→ TO DO:
Each line holding the string "Guide" is to be copied from the data.

(Component data from apps and pages)
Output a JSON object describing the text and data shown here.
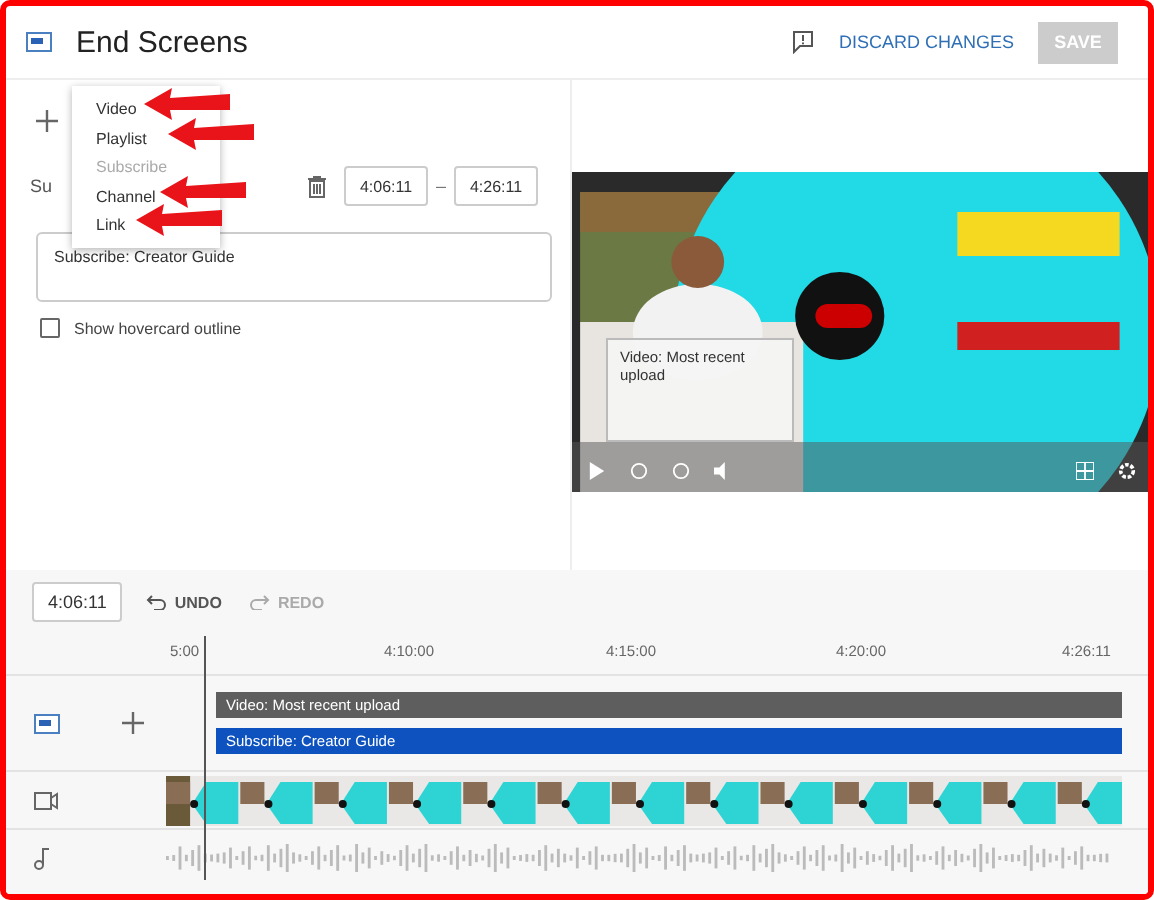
{
  "window": {
    "title": "End Screens"
  },
  "header_actions": {
    "discard": "DISCARD CHANGES",
    "save": {
      "label": "SAVE",
      "disabled": true
    }
  },
  "add_menu": {
    "items": [
      {
        "label": "Video",
        "disabled": false,
        "annotated": true
      },
      {
        "label": "Playlist",
        "disabled": false,
        "annotated": true
      },
      {
        "label": "Subscribe",
        "disabled": true,
        "annotated": false
      },
      {
        "label": "Channel",
        "disabled": false,
        "annotated": true
      },
      {
        "label": "Link",
        "disabled": false,
        "annotated": true
      }
    ]
  },
  "element": {
    "label": "Su",
    "start": "4:06:11",
    "separator": "–",
    "end": "4:26:11",
    "value": "Subscribe: Creator Guide"
  },
  "hovercard": {
    "label": "Show hovercard outline",
    "checked": false
  },
  "preview": {
    "overlay": "Video: Most recent upload"
  },
  "timeline": {
    "time": "4:06:11",
    "undo": {
      "label": "UNDO",
      "disabled": false
    },
    "redo": {
      "label": "REDO",
      "disabled": true
    },
    "ticks": [
      "5:00",
      "4:10:00",
      "4:15:00",
      "4:20:00",
      "4:26:11"
    ],
    "tracks": [
      {
        "kind": "video",
        "label": "Video: Most recent upload"
      },
      {
        "kind": "subscribe",
        "label": "Subscribe: Creator Guide"
      }
    ]
  }
}
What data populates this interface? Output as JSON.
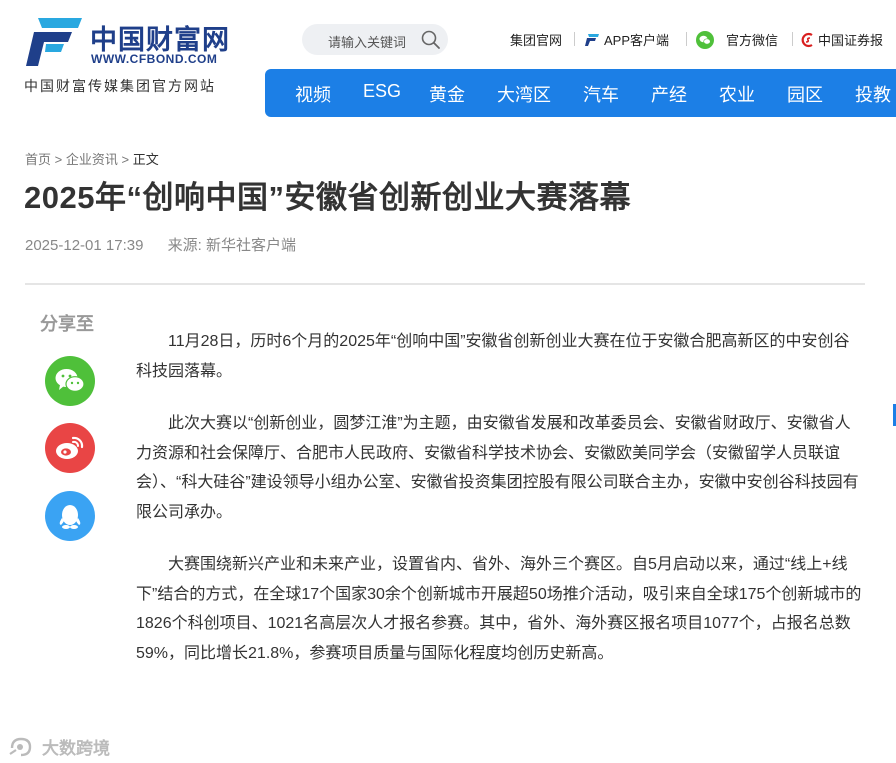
{
  "header": {
    "logo_cn": "中国财富网",
    "logo_url": "WWW.CFBOND.COM",
    "logo_subtitle": "中国财富传媒集团官方网站",
    "search_placeholder": "请输入关键词",
    "links": [
      {
        "label": "集团官网",
        "icon": ""
      },
      {
        "label": "APP客户端",
        "icon": "app-logo-icon"
      },
      {
        "label": "官方微信",
        "icon": "wechat-icon"
      },
      {
        "label": "中国证券报",
        "icon": "cs-logo-icon"
      }
    ]
  },
  "nav": {
    "items": [
      "视频",
      "ESG",
      "黄金",
      "大湾区",
      "汽车",
      "产经",
      "农业",
      "园区",
      "投教"
    ]
  },
  "breadcrumb": {
    "home": "首页",
    "section": "企业资讯",
    "current": "正文",
    "separator": ">"
  },
  "article": {
    "title": "2025年“创响中国”安徽省创新创业大赛落幕",
    "datetime": "2025-12-01 17:39",
    "source": "来源: 新华社客户端",
    "paragraphs": [
      "11月28日，历时6个月的2025年“创响中国”安徽省创新创业大赛在位于安徽合肥高新区的中安创谷科技园落幕。",
      "此次大赛以“创新创业，圆梦江淮”为主题，由安徽省发展和改革委员会、安徽省财政厅、安徽省人力资源和社会保障厅、合肥市人民政府、安徽省科学技术协会、安徽欧美同学会（安徽留学人员联谊会）、“科大硅谷”建设领导小组办公室、安徽省投资集团控股有限公司联合主办，安徽中安创谷科技园有限公司承办。",
      "大赛围绕新兴产业和未来产业，设置省内、省外、海外三个赛区。自5月启动以来，通过“线上+线下”结合的方式，在全球17个国家30余个创新城市开展超50场推介活动，吸引来自全球175个创新城市的1826个科创项目、1021名高层次人才报名参赛。其中，省外、海外赛区报名项目1077个，占报名总数59%，同比增长21.8%，参赛项目质量与国际化程度均创历史新高。"
    ]
  },
  "share": {
    "label": "分享至",
    "buttons": [
      "wechat-icon",
      "weibo-icon",
      "qq-icon"
    ]
  },
  "watermark": "大数跨境",
  "colors": {
    "nav_bg": "#1c7fe6",
    "brand_blue": "#1f3f8a",
    "wechat": "#4fc03a",
    "weibo": "#e94545",
    "qq": "#3aa3f3"
  }
}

→ COMPLETED EXERCISE:
    "value": "Subscribe: Creator Guide"
        "label": "Subscribe: Creator Guide"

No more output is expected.